Sqn Ldr Alauddin Ahmed was born at Dacca (Bengal) on 3rd October 1930. He was son of a well-reputed eye specialist Dr. Tajammal Ahmed, of the East Pakistan. Later, Government of Pakistan acknowledged his services and decorated him with Sitara-i-Imtiaz, Tamgha-i-Imtiaz and Qaiser-i-Hind. Alauddin joined RPAF College, Risalpur in 1951 and earned his wings on 13 June 1952. Sqn Ldr Alauddin was commanding the No 18 Sqn during the 1965 Indo-Pak War. Being the Sqn Cdr, he led his Sqn in twenty combat missions against the Indian ground and air forces and achieved precise results. On the evening of 6 Sep, Sqn Ldr Alam led an offensive fighter sweep of three Sabres with Sqn Ldr Alauddin and Flt Lt Syed Saad Akhtar Hatmi. They were nearing TaranTaaran, a town in Amritsar district when Alauddin called out on the radio and informed the leader about the presence of four Hunters in close vicinity. Soon Alam commanded the formation to jettison tanks and check guns. Butch Ahmed was thrilled to get some action. This was the moment of trial and he had waited for this day since long. All the Hunters were hunted and vanquished, leaving behind only three victorious Sabres in the hostile skies. That day onwards, Butch flew operational missions day in and day out and led his Sqn from the front. His professionalism and dedication remained a great source of motivation for the young fighter pilots of the Sqn.

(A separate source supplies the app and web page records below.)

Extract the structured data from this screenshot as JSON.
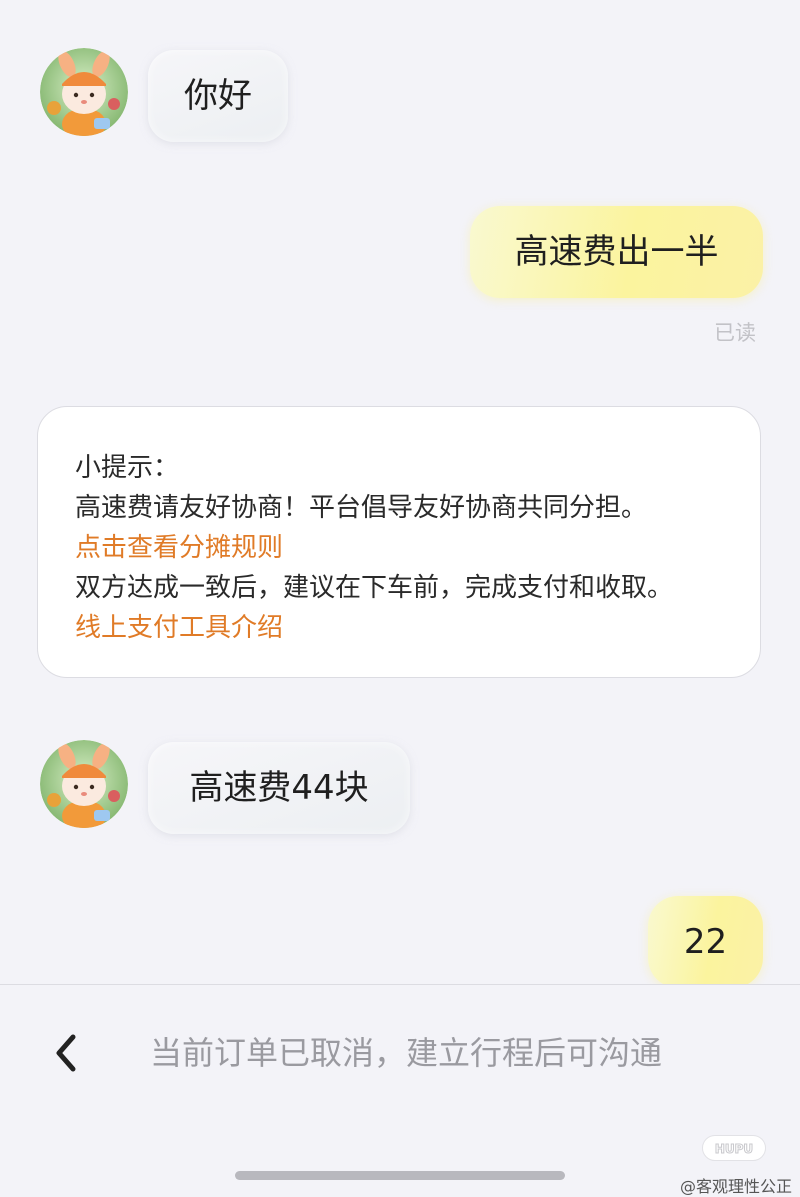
{
  "messages": [
    {
      "side": "incoming",
      "text": "你好"
    },
    {
      "side": "outgoing",
      "text": "高速费出一半",
      "read_receipt": "已读"
    },
    {
      "side": "incoming",
      "text": "高速费44块"
    },
    {
      "side": "outgoing",
      "text": "22"
    }
  ],
  "tip": {
    "title": "小提示：",
    "line1": "高速费请友好协商！平台倡导友好协商共同分担。",
    "link1": "点击查看分摊规则",
    "line2": "双方达成一致后，建议在下车前，完成支付和收取。",
    "link2": "线上支付工具介绍"
  },
  "bottom_bar": {
    "back_icon": "chevron-left-icon",
    "status_text": "当前订单已取消，建立行程后可沟通"
  },
  "watermark": {
    "brand": "HUPU",
    "text": "@客观理性公正"
  },
  "colors": {
    "background": "#f3f3f8",
    "outgoing_bubble": "#fbf49e",
    "incoming_bubble": "#eceff2",
    "link": "#e07b27",
    "status_text": "#9a9aa0"
  }
}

At 1030 hours in the morning of 13 Sep 1965, Sqn Ldr Alauddin Ahmed was flying his second operational mission of the day. With Sqn Ldr Alauddin in the lead, the four fighters- Flt Lt Saleem, Flt Lt Amanullah and FIt Lt Arif in other cockpits- flew in battle formation and soon they were spearing through the enemy territory. They had reached the outskirts of Gurdaspur when they beheld the silhouette of train. Suddenly his aircraft peeled off to the right screaming down towards the railway station. Suddenly, he realized that it was an ammo train, carrying loads of ammunition to battle area. It had to be destroyed; he decided and in seconds his finger slowly but deliberately pressed the trigger. He was engulfed in the dark billowing clouds of black smoke rising more than a hundred feet above. 'Butch' strained his eyes to see if any part of the train was left. Again, he went roaring down until he was flying dangerously low, a few feet above the burning train. All of a sudden, he picked up the wagons he was looking for and pulled up steeply for yet another attack. The debris leapt hundreds of feet into the air engulfing the whole area into darkness.

His Sabre was hit by flying debris and soon his cockpit was filled with pungent cordite smoke. A great fighter pilot and a man of unsurpassable courage and a caring father had gone. He sacrificed his life in the line of duty with boots on thus achieving a great honour for himself and for PAF.